- Oral beta blockers
- - Phosphodiesterase-5 inhibitors
- Statin therapy
- Calcium channel blockers
- In-hospital glycemic control
- Venous thromboembolism prophylaxis
- Red cell transfusion
- Gastrointestinal prophylaxis
- RECURRENT CHEST PAIN
- Recurrent ischemia and reinfarction
- - Diagnosis
- - Management
- Infarction pericarditis
- PREPARING FOR DISCHARGE
- Early discharge after an uncomplicated MI
- Risk stratification
- - Evaluation of LV function
- Stress testing
- Chronic anticoagulation
- Ventricular arrhythmias
- Return to activities
- DISCHARGE MEDICATIONS
- Antiplatelet drugs
- Angiotensin inhibition
- Mineralocorticoid receptor antagonists
- RISK FACTOR MODIFICATION
- Smoking cessation
- Long-term glycemic control
- Stress management
- Cardiac rehabilitation
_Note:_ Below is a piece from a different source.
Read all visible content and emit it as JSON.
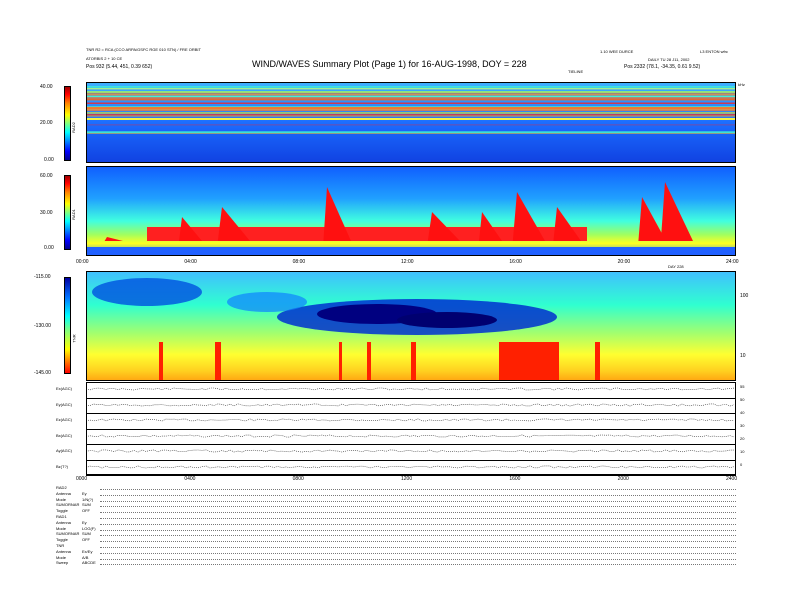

- HEMATOPOIETIC STEM CELL THERAPY
- INFORMATION FOR PATIENTS